- Exercise prompt -
Copy out each line of the data below in which the string "true" appears.

- Provided data -
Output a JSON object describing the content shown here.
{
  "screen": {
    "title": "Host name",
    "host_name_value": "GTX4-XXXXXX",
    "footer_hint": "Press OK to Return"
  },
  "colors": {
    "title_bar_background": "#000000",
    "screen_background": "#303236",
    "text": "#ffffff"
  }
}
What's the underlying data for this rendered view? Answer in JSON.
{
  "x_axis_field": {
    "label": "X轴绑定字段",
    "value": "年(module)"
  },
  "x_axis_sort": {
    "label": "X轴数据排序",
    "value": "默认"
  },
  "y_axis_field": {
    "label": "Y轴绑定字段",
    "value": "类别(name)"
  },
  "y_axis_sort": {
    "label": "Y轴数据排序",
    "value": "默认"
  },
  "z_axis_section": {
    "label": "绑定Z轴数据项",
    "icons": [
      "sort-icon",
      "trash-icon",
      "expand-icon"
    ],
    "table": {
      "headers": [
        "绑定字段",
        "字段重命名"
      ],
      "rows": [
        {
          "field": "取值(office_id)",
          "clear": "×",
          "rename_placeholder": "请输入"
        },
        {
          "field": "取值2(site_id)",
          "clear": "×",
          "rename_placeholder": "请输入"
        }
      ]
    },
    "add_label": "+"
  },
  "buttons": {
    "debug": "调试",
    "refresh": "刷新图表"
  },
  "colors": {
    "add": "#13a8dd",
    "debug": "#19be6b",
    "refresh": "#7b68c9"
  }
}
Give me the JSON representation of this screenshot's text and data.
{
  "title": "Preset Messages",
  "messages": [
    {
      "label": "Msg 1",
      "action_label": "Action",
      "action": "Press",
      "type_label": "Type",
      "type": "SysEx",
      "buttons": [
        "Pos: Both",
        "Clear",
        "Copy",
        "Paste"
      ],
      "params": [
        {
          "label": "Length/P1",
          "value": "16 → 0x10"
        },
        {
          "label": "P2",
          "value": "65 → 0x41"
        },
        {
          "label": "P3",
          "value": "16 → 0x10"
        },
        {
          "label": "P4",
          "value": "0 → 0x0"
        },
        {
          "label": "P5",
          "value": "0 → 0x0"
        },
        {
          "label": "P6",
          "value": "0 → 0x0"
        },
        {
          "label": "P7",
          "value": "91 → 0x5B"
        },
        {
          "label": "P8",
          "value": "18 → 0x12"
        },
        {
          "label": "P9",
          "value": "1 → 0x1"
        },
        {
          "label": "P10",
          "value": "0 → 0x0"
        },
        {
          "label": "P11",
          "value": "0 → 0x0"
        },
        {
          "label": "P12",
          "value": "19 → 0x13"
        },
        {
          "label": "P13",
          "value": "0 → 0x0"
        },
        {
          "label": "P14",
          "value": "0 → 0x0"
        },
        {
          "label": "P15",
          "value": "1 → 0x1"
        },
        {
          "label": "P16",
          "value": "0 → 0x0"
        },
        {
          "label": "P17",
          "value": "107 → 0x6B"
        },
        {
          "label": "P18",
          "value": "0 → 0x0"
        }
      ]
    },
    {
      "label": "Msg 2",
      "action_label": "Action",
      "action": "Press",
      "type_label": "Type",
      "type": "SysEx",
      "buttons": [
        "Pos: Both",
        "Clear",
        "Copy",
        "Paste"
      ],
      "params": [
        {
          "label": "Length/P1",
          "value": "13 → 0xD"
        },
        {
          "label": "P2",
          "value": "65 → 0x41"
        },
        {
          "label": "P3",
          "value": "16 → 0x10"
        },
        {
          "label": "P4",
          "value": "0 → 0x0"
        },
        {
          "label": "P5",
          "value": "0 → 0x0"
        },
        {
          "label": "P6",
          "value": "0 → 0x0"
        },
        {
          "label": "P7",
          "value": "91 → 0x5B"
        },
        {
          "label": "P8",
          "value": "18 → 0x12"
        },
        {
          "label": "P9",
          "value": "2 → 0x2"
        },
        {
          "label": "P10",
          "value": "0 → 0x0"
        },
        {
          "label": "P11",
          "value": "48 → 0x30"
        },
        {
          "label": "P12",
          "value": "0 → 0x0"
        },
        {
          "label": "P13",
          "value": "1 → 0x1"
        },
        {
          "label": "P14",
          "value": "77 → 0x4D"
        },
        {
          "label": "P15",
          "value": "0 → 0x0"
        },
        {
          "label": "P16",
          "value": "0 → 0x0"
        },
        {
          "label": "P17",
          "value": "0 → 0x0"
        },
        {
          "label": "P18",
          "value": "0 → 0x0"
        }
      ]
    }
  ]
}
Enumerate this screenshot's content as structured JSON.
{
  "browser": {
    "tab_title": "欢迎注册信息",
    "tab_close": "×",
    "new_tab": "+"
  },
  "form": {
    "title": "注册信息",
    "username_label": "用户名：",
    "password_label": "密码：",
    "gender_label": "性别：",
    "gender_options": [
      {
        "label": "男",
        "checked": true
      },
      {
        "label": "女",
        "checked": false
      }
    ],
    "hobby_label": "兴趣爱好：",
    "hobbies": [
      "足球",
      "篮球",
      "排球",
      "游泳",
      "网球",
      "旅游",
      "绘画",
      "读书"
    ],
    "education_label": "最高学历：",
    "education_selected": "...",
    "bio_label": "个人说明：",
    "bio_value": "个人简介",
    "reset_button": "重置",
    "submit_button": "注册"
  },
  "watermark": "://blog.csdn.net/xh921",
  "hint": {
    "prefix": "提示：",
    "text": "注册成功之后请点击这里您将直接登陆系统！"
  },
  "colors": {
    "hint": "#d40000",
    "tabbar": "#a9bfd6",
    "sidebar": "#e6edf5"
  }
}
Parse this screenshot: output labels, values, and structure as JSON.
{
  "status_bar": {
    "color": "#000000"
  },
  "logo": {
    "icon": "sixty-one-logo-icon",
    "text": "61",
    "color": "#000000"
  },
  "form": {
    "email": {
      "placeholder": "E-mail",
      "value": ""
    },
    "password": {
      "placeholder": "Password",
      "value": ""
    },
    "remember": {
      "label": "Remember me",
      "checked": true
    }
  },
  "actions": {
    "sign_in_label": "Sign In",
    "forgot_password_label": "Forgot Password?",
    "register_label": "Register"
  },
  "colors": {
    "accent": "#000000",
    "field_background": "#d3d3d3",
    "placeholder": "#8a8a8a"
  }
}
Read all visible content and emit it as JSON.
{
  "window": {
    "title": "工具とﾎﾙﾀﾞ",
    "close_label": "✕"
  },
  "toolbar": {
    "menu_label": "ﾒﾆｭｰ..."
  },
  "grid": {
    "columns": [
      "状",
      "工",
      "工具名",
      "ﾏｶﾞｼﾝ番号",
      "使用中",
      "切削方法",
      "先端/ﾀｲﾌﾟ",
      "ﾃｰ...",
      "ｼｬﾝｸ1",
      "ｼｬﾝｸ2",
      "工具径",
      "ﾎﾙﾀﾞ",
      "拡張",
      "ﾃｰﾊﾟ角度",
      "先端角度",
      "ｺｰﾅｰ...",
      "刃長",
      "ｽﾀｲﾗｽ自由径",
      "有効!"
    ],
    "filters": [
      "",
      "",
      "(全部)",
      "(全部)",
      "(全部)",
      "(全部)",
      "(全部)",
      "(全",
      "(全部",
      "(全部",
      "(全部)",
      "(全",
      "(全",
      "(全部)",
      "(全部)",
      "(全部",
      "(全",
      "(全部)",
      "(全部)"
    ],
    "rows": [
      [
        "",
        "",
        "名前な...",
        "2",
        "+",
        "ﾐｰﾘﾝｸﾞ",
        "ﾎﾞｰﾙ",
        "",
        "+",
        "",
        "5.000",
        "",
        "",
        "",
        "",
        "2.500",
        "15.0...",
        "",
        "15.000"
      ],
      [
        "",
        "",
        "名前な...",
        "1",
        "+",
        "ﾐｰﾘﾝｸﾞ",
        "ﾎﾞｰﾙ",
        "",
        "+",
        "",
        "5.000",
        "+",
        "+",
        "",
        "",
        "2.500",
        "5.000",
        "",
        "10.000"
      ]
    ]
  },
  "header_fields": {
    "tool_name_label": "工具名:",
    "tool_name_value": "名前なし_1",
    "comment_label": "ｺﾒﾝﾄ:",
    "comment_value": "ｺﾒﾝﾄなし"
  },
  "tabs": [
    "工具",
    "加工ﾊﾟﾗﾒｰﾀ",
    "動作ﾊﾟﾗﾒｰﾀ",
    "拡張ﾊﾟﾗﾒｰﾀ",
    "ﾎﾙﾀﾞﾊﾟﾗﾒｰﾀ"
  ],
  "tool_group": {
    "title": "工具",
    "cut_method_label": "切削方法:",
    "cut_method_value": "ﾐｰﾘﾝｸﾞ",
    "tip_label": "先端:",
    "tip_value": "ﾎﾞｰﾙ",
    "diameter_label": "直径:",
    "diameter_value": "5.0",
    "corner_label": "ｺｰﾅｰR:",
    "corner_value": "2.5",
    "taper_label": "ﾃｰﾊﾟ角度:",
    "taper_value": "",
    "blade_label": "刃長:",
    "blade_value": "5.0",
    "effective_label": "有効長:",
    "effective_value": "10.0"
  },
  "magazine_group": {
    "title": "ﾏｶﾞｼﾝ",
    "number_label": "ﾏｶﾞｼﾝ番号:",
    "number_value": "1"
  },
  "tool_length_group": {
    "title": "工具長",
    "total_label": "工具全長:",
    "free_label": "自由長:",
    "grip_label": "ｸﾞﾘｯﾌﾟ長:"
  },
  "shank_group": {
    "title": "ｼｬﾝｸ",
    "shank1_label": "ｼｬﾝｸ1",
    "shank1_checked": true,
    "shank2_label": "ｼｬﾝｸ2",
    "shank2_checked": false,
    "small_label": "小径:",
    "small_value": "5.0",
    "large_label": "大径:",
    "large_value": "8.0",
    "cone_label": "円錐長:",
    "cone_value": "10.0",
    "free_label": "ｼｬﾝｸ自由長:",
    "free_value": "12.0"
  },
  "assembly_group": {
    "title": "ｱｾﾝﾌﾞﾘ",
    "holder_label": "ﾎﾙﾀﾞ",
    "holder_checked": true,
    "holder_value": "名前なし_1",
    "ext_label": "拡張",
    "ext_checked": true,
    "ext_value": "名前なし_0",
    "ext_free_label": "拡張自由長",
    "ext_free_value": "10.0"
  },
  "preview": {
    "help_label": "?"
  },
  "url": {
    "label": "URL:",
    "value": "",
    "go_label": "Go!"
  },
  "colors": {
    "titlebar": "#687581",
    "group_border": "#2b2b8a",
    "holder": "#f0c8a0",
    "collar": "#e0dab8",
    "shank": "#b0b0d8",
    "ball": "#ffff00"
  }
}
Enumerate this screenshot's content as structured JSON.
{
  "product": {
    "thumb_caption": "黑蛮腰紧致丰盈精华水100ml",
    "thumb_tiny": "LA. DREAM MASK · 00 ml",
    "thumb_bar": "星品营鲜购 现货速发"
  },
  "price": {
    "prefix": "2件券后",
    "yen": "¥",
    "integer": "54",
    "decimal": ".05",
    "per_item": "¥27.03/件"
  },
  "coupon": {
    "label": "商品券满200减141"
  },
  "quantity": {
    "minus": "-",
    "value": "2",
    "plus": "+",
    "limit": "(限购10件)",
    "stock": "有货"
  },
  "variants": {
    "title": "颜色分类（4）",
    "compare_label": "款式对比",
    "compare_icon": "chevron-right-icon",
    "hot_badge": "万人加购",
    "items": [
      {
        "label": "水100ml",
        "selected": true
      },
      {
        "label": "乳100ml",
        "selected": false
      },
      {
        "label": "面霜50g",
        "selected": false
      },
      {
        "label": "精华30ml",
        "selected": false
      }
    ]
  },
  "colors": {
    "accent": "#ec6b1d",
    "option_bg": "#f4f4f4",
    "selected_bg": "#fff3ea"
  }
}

- Task answer -
        "checked": true
      "checked": true
    "shank1_checked": true,
    "holder_checked": true,
    "ext_checked": true,
        "selected": true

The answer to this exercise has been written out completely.